Visited on one of my last days in Valdez. Beautiful glacier. The campground is pretty standard and pleasant. Would highly recommend checking it out if you're in the area.
Thibodeau is one of the largest runnable rapids on the Blackfoot river. Camping next to it is wonderful for the sounds of the river and for the excitement of swimming. Unfortunately there are usually a lot of intertubers who flip in this rapid, so if you are there during the day you will make new friends. The site is pretty basic, no amenities and has a fair amount of shade. There are large rocks around the river that are are great for sitting and there's a little bit of beach.
I camped in the walk in sites which felt secluded despite being pretty close together. The campsite was well shaded and linked into an nice set of trails. The picnic table was great to cook on and the camp host was very helpful in suggesting hikes. Overall a good spot but a little noisy and probably cramped if you end up in a non-walk in site.
The road up is very rough. I would not recommend it for cars without four wheel or all wheel drive. The drive up is beautiful and the glimpses of Mount Hood on the way up are worth the ruts. The sites are close in. Despite this it seems open due to the tall trees scattered throughout and the views to the left and right. There's an old inn that is now used by the Forest Service that has an interesting history just a little way up the road that is cool to check out. Definitely worth it for the views alone but it leads to some wonderful hikes up Mount Hood. As a note, it takes over an hour for an ambulance to get there so bring a beefed up first aid kit and maybe a buddy with some training if you're a cautious person.

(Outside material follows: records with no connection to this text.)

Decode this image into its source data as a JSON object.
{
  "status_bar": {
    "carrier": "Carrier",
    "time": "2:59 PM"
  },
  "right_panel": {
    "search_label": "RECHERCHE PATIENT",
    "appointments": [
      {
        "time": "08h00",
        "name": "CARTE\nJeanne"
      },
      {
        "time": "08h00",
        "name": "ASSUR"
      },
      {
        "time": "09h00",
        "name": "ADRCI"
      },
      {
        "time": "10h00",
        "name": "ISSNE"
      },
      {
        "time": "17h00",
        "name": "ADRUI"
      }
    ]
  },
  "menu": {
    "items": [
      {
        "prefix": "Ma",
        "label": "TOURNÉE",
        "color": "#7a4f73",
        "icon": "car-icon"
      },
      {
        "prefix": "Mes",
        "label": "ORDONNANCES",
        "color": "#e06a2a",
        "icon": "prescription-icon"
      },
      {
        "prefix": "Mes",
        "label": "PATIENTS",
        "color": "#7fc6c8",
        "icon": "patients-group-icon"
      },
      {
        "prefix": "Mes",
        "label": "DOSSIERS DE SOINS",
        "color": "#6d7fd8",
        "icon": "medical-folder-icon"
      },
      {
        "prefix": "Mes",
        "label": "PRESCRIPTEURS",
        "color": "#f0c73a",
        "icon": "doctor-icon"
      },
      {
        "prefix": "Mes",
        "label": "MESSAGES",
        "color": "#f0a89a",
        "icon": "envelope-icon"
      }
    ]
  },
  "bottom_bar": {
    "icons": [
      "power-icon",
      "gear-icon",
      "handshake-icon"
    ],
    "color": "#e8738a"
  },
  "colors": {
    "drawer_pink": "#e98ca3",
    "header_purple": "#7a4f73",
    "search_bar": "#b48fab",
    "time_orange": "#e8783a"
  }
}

…but it can be very busy. The sites are nice and fairly well dispersed with lots of trees and foliage near the water. The park is a common pull out spot for boaters and tubers who run the Blackfoot. There is a lot of summer time traffic of shuttle vehicles on the paved road before the site and the dirt road afterwards. The swimming hole is deep and well defined which is good for swimmers but there is a lot of boat traffic. The cliffs across from the site are great for jumping but check with a local about the correct spot for the highest point. To get the cliffs you have to cross the main channel of the river. If you can't swim across, don't jump because it'll be hard to get into the swimming hole as you come back up. The sites are fairly well shaded and an awesome place to put up you feet (and paddles) after a float.
The campground is very open, flat and has very very little shade. It is not comfortable to stay at during the summer. The facilities are nice, clean and the camp staff has always been great. The campground is more a spot to facilitate visiting the caverns which are a natural wonder.
The pond is small and prone to very dense algae blooms. Campsites are very close in and very busy by Montana standards. Good for a quick jaunt out for one night if you don't mind making new friends but it isn't a good place for an extended stay. Speaking as a former member of these hooligans, it's a common spot for high school students to be hooligans.
Great place for picnics and spending time together (though not a campground). There is a frequently used disc golf course going through parts of the area. So if you decide to hike off trail watch out for flying discs. During the summer there are trails that wind through marshy areas and into a tall spruce and ponderosa forest. Keep an eye out for birds and deer along the trail The area is open to cross country ski and snow shoe in the winter time. The gradients are pretty easy and the trail is short so it's a good starting spot for beginners.
After hiking along the beach in relative solitude the NPS campground felt crowded and a little jarring. Overall very beautiful and a delightful stay. Nice showers.
Lake Alva is a no motorized water vehicle lake which makes it the quietest of the large lakes in the Seeley Lake chain. The beautiful mountain views and calm waters make for a restful trip. Great swimming in the summer time out to a small island in the center with pebble shores and a bustling population of crawfish. The water is clear and can be very cold. At the shores you can see down into the bottom of the lake. It is a great place to go star gazing in a canoe or kayak. The water is very mellow, no wake waves and the small size of the lake prevents the large white caps that show up on Seeley itself. It's a great place for beginning boaters to get in some risk free paddling. The camp ground is well spaced with separation and plenty of amenities.
Camping is dispersed and a little eerie. This ghost town is complete with still stocked shops, empty hotels with beds left in and slowly aging buildings. It is an interesting look at the mining industry in Montana. There are numerous interpretive signs and information about the building throughout the town and rangers on site during the summer months to answer questions. During the winter two of the cabins (the larger of which is the old saloon) are available to rent through the forest service. Most of my recent trips have been during the winter months, where the town is only accessible by ski, snow shoe or feet. Then it is silent and strange but heart breakingly beautiful.
Overnight trip in early summer. Beautiful hiking, waterfalls and delightful views. Hiking trails are easy and accessible to most levels of use. Unfortunately it is very busy all year round due to the proximity to Portland. Good camping neighbors but not a lot of quiet or solitude. I would recommend it for folks who want a quick jaunt with good views who don't want to face the traffic in the gorge.